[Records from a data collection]
--
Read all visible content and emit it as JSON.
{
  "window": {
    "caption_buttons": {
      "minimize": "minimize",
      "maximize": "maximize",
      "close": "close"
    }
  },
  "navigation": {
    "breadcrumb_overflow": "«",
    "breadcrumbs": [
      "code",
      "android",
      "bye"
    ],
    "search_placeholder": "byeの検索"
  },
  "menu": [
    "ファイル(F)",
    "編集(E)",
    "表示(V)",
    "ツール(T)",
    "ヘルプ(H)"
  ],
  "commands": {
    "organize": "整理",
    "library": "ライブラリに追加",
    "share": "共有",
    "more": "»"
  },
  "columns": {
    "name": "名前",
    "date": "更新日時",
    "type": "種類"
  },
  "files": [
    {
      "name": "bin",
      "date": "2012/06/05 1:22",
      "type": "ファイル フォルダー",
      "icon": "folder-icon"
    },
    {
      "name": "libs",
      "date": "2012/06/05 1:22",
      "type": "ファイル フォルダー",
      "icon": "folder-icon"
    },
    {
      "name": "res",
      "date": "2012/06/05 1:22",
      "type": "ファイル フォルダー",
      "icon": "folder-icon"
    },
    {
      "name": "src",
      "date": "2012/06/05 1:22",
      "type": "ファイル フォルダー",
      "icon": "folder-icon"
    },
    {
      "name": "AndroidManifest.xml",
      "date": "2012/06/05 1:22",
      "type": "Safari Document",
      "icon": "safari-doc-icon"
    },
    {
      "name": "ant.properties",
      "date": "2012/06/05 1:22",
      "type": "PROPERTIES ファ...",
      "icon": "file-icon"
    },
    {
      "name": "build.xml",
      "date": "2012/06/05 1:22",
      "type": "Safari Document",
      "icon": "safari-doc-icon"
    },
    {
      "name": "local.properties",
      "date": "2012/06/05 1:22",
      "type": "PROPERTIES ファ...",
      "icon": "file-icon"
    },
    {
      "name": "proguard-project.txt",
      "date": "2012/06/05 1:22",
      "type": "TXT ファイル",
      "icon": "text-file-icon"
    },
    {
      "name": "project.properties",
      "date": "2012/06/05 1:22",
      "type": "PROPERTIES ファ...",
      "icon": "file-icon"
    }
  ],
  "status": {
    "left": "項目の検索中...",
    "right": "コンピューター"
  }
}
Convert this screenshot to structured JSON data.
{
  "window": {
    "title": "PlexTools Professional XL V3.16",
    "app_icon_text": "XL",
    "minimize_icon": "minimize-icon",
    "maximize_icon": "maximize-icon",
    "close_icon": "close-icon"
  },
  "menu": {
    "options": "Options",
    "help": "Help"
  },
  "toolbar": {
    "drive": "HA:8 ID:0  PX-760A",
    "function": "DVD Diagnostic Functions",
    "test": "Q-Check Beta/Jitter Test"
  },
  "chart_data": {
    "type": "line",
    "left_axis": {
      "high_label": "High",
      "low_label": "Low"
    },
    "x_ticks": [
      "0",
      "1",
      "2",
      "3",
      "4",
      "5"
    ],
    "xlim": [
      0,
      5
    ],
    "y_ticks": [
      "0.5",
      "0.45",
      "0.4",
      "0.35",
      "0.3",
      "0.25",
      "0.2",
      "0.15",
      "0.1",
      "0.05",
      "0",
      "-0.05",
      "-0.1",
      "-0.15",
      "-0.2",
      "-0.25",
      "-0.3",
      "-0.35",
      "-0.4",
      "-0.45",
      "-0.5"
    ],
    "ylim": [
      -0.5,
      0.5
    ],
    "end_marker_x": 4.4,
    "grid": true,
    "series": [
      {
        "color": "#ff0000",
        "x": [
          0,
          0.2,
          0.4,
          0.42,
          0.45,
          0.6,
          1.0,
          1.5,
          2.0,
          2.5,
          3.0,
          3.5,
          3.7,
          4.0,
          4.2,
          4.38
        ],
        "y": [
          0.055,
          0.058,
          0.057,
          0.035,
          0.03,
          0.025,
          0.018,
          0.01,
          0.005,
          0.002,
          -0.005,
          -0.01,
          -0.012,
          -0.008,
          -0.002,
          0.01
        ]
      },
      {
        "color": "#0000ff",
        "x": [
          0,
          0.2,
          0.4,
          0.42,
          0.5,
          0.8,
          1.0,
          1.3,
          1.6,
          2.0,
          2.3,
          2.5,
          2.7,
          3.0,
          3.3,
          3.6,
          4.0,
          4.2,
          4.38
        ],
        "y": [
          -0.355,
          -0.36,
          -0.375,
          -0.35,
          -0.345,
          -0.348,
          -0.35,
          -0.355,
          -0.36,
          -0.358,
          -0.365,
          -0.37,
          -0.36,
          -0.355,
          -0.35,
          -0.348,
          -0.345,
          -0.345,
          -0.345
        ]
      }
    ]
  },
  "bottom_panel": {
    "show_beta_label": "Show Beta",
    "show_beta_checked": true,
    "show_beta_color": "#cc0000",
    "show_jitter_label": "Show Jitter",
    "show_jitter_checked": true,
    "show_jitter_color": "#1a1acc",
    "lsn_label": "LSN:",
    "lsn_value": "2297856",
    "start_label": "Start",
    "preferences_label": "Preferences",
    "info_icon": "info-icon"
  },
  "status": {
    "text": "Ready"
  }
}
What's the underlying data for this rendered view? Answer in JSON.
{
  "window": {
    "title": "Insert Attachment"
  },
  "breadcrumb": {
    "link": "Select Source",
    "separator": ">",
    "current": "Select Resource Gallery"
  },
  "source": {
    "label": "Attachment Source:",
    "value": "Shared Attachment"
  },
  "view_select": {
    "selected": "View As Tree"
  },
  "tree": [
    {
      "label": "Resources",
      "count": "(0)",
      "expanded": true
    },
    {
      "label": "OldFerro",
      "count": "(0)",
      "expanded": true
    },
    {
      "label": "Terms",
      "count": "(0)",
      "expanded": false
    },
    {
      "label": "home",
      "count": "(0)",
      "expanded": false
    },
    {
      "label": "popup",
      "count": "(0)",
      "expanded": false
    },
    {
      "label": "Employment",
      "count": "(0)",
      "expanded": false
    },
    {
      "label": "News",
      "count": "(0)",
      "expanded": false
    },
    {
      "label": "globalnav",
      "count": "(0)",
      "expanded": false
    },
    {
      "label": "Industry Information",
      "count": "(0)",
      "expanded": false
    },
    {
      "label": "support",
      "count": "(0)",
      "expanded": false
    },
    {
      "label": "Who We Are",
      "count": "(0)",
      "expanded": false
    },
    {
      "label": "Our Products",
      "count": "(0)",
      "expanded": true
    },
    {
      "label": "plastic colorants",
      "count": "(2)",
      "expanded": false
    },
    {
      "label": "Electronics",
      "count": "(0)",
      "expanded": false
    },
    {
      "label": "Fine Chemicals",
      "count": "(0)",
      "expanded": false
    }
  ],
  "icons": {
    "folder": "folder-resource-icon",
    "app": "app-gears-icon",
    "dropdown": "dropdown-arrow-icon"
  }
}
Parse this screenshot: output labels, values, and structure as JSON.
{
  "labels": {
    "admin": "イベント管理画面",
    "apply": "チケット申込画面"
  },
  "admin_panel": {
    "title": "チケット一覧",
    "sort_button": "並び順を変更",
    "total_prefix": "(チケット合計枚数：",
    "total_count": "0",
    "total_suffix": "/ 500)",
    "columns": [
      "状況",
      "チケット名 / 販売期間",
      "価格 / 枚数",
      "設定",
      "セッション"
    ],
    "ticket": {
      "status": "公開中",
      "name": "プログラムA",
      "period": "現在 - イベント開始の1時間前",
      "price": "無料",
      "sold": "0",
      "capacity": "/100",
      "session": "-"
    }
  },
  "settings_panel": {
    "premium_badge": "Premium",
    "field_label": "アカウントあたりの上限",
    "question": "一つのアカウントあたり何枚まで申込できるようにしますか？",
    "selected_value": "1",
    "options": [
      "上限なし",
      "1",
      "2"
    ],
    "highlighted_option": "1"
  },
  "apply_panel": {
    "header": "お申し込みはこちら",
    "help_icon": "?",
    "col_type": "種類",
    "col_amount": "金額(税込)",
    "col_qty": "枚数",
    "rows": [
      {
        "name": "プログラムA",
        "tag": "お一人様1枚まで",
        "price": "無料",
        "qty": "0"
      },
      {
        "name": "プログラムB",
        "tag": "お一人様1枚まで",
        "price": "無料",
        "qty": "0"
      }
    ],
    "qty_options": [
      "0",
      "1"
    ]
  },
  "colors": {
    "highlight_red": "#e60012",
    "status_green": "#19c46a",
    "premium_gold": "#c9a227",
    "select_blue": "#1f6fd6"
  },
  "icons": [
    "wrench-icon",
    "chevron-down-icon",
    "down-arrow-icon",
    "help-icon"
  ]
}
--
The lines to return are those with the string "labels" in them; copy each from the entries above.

▶ Solved problem
Parse this screenshot: output labels, values, and structure as JSON.
  "labels": {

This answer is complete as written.